DATA FOR THIS EXERCISE >>
☆ ☆ ☆ ☆ ☆

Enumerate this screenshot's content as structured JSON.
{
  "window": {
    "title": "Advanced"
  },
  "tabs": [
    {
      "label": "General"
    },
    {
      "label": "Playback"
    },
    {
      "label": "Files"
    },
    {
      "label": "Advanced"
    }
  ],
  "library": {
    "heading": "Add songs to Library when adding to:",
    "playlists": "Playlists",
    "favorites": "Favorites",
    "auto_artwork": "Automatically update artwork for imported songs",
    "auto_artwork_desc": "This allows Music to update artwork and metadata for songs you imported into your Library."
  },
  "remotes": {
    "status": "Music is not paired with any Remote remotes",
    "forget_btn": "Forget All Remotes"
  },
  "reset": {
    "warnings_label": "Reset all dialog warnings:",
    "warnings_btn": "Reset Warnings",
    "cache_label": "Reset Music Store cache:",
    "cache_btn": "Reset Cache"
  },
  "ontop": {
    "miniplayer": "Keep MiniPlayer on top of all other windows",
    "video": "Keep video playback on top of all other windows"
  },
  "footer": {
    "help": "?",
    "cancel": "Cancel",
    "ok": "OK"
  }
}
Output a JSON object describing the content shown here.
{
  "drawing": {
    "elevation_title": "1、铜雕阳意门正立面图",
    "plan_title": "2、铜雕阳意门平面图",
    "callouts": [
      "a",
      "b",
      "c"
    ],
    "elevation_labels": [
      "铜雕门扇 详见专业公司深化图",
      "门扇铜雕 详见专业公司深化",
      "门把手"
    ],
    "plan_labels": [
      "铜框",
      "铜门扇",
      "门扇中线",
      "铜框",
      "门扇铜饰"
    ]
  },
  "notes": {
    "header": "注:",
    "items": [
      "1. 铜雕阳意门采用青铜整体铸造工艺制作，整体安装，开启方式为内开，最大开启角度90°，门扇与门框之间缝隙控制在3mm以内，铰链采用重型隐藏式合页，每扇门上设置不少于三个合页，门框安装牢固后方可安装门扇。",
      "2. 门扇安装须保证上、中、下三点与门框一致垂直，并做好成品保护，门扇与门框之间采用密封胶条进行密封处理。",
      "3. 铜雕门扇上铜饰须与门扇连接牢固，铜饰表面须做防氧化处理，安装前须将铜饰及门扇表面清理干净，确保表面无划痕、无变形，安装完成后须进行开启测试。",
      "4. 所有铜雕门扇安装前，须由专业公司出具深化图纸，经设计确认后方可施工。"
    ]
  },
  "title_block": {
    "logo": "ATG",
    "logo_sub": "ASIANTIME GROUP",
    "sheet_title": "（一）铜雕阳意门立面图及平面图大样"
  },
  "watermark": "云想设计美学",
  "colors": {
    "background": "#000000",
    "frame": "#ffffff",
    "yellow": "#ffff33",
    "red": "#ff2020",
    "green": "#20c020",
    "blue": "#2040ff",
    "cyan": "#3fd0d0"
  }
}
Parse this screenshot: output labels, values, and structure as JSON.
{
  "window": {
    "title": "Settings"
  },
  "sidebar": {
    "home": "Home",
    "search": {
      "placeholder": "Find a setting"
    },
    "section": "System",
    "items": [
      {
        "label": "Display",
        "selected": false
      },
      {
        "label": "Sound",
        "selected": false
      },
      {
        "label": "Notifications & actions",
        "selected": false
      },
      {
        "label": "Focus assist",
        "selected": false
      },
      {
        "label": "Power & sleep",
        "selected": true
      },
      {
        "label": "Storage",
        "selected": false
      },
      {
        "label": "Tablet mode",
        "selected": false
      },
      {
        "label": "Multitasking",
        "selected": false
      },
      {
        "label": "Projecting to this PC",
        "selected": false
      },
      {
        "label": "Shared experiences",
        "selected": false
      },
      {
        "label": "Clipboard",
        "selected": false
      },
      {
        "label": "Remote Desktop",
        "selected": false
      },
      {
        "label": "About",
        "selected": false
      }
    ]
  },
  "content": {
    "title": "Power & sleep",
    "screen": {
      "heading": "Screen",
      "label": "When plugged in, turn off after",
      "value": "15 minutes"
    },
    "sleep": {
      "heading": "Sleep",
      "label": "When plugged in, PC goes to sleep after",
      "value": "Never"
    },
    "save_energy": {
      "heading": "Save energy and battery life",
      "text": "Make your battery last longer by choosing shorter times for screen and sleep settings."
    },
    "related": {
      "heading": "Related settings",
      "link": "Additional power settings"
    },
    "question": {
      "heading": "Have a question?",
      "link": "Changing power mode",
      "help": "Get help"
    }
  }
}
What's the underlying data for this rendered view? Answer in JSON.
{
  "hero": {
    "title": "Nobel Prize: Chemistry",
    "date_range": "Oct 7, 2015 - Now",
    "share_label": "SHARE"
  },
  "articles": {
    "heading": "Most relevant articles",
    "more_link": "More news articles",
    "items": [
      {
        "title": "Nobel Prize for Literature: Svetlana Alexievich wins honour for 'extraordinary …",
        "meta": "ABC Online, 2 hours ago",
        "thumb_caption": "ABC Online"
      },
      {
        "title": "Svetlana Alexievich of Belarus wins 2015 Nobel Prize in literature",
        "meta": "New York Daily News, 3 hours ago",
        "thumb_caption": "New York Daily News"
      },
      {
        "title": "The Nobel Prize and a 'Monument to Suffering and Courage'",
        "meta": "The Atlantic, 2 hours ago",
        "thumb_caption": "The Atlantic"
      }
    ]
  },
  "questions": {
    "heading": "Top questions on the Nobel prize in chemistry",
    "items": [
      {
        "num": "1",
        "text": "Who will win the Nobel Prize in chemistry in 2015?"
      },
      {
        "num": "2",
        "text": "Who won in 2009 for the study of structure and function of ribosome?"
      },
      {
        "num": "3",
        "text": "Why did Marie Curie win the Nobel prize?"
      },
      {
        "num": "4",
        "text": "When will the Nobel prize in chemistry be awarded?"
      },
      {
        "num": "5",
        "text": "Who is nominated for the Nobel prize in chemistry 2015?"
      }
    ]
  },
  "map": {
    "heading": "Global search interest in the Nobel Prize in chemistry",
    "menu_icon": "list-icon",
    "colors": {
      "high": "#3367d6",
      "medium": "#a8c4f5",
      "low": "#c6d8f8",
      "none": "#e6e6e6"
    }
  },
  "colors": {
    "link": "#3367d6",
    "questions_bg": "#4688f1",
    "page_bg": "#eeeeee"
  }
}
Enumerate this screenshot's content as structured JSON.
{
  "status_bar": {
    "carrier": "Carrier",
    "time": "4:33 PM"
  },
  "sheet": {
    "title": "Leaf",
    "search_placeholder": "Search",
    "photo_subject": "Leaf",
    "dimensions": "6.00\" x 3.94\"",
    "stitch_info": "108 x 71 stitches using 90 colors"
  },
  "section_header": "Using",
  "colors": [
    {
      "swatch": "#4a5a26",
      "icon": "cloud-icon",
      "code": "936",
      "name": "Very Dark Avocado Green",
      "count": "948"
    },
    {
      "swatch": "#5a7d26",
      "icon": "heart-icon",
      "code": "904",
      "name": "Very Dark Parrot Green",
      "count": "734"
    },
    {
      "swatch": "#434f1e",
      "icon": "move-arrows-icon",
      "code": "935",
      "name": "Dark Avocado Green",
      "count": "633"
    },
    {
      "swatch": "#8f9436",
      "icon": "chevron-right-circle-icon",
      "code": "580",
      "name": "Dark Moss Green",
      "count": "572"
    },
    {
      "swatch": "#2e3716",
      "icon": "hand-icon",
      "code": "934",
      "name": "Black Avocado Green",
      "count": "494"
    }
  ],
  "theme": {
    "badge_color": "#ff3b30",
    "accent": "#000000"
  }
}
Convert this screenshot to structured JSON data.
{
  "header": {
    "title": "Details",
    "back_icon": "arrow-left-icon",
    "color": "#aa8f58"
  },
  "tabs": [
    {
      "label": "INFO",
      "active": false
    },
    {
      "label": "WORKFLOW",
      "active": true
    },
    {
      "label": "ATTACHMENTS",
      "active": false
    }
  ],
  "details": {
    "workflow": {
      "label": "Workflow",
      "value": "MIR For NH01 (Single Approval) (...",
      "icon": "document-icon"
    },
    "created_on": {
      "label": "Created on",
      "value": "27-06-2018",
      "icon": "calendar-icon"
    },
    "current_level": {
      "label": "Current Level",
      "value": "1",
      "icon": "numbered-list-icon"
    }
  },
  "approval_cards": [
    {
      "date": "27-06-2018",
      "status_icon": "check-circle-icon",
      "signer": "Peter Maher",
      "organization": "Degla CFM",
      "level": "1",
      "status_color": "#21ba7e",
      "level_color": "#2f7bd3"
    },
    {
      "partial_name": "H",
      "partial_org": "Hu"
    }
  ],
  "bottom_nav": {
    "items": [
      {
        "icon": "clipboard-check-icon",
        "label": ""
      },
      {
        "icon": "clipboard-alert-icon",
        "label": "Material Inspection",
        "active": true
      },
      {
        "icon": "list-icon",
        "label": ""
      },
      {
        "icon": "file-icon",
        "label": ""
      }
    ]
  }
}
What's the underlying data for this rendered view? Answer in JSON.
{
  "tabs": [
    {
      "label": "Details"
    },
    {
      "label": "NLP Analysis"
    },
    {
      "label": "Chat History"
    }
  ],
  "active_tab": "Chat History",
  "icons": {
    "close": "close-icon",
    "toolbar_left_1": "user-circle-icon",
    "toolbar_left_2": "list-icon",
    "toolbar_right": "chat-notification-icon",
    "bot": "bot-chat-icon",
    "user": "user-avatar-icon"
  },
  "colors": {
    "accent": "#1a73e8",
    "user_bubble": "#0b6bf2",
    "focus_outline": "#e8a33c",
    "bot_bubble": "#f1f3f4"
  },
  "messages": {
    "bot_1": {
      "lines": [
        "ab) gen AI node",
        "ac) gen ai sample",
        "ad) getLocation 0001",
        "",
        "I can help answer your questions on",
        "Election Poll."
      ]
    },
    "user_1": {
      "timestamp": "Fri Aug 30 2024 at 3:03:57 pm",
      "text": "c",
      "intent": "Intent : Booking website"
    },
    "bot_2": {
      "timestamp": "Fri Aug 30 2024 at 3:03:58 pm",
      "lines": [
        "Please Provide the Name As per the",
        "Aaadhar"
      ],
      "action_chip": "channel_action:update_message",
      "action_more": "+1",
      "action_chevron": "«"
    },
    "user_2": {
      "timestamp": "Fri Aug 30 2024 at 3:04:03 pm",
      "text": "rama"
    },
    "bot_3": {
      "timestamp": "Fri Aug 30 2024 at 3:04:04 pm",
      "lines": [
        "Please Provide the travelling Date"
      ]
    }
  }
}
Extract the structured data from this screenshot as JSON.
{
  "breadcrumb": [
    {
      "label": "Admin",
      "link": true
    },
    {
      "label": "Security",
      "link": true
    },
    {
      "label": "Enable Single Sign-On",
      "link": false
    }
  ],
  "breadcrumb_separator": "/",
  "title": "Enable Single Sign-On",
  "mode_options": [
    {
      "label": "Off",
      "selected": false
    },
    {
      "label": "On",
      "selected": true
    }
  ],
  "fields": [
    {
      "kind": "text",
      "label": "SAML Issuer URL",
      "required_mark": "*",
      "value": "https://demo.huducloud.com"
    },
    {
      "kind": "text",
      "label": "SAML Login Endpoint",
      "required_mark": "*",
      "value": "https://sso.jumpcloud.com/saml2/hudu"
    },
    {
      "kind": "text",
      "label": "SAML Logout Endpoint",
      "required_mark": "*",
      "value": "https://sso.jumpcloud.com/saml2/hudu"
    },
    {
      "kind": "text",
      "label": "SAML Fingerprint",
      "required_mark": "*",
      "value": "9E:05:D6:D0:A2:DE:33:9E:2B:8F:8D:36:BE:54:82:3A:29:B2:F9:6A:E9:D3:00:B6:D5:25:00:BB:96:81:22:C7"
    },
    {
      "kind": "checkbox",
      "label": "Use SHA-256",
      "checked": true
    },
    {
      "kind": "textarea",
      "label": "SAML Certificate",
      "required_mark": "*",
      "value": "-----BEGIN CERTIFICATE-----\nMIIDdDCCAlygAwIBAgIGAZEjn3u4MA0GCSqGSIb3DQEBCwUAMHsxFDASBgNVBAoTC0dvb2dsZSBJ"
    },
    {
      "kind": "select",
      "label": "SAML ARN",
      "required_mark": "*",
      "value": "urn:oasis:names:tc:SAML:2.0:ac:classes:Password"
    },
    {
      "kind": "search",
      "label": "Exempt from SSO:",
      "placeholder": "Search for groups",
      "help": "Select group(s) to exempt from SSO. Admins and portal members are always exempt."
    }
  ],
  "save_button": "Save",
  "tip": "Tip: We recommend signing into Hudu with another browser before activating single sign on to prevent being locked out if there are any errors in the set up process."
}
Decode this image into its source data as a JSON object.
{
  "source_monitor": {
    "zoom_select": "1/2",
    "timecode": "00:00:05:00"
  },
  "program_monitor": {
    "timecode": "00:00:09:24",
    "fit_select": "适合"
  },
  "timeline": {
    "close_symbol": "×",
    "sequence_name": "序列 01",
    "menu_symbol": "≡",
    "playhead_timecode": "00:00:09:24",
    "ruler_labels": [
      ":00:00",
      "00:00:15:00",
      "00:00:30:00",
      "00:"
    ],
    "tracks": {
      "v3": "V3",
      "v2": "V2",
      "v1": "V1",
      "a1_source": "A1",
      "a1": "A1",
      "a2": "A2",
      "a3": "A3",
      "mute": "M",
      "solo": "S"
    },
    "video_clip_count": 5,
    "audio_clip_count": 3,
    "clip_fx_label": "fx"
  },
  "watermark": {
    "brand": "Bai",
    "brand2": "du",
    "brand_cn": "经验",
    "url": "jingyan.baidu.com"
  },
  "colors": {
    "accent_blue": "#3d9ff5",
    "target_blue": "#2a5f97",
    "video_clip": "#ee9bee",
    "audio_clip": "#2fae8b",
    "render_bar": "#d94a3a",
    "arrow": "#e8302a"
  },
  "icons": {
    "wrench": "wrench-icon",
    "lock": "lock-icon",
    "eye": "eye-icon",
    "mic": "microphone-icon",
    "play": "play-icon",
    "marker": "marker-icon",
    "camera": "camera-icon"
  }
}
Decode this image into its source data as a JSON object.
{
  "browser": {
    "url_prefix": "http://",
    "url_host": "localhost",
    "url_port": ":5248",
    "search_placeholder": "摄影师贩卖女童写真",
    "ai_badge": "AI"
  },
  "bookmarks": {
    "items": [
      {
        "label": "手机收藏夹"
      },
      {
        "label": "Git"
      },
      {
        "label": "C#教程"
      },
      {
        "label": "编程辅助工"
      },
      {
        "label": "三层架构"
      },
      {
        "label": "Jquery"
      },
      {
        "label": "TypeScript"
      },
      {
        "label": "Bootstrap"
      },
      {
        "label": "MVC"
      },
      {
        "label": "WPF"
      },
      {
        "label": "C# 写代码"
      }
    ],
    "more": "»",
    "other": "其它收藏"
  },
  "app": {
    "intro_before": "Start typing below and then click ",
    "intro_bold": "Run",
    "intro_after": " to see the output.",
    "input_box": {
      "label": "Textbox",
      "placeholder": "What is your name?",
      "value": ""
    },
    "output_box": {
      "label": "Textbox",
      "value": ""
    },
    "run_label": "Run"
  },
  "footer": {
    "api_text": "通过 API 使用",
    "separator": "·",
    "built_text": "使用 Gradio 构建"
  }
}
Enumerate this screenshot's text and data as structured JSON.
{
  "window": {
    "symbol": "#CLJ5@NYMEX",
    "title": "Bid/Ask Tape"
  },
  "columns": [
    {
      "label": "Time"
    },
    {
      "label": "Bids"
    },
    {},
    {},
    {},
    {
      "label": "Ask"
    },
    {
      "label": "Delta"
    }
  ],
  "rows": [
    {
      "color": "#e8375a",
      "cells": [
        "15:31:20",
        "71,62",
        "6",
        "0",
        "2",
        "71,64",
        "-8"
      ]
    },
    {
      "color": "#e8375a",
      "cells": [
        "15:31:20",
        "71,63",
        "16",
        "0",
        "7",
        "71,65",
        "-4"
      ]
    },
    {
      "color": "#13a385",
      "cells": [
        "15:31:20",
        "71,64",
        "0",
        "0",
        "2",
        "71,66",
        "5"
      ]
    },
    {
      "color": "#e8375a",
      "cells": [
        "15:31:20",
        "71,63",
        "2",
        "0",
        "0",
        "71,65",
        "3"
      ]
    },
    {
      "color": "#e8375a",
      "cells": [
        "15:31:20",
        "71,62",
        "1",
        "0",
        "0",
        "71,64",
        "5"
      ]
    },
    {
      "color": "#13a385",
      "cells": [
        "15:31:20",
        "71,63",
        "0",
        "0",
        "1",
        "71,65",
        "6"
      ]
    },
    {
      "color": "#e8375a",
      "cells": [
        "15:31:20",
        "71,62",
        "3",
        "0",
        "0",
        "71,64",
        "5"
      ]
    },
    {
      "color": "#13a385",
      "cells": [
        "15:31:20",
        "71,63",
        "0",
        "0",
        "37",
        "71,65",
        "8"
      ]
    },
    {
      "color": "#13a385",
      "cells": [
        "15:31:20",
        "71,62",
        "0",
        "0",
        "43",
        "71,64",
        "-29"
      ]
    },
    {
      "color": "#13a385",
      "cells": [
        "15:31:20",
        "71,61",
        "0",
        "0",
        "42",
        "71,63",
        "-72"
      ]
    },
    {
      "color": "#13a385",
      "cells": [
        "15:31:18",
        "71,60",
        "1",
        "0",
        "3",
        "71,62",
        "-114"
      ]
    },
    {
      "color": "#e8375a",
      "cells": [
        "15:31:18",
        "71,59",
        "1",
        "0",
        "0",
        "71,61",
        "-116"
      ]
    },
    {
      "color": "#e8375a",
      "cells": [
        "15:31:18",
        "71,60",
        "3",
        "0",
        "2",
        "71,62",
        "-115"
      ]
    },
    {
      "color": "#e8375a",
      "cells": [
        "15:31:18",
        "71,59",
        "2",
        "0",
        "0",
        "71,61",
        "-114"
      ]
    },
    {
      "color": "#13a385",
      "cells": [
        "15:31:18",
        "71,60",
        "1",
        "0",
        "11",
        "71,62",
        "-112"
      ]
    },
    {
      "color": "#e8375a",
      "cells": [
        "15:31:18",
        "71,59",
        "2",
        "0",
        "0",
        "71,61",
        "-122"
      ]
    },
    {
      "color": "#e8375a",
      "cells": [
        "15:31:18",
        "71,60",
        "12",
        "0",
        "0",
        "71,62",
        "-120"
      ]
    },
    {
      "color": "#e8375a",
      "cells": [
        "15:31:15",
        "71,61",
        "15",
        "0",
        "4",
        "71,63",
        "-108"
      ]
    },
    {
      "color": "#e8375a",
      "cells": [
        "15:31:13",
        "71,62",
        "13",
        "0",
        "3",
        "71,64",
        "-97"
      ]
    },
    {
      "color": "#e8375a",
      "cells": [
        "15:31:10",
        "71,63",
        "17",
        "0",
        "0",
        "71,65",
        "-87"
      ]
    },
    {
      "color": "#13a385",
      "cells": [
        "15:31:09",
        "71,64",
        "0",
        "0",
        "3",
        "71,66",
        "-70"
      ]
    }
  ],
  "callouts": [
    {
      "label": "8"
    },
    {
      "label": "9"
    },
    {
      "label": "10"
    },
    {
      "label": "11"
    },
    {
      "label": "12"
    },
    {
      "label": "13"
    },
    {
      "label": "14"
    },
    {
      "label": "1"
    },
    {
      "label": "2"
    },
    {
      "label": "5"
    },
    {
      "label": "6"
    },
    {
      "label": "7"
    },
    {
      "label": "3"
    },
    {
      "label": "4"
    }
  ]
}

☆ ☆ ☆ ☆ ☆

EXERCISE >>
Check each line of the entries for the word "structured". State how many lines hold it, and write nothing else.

RESPONSE AREA >>
5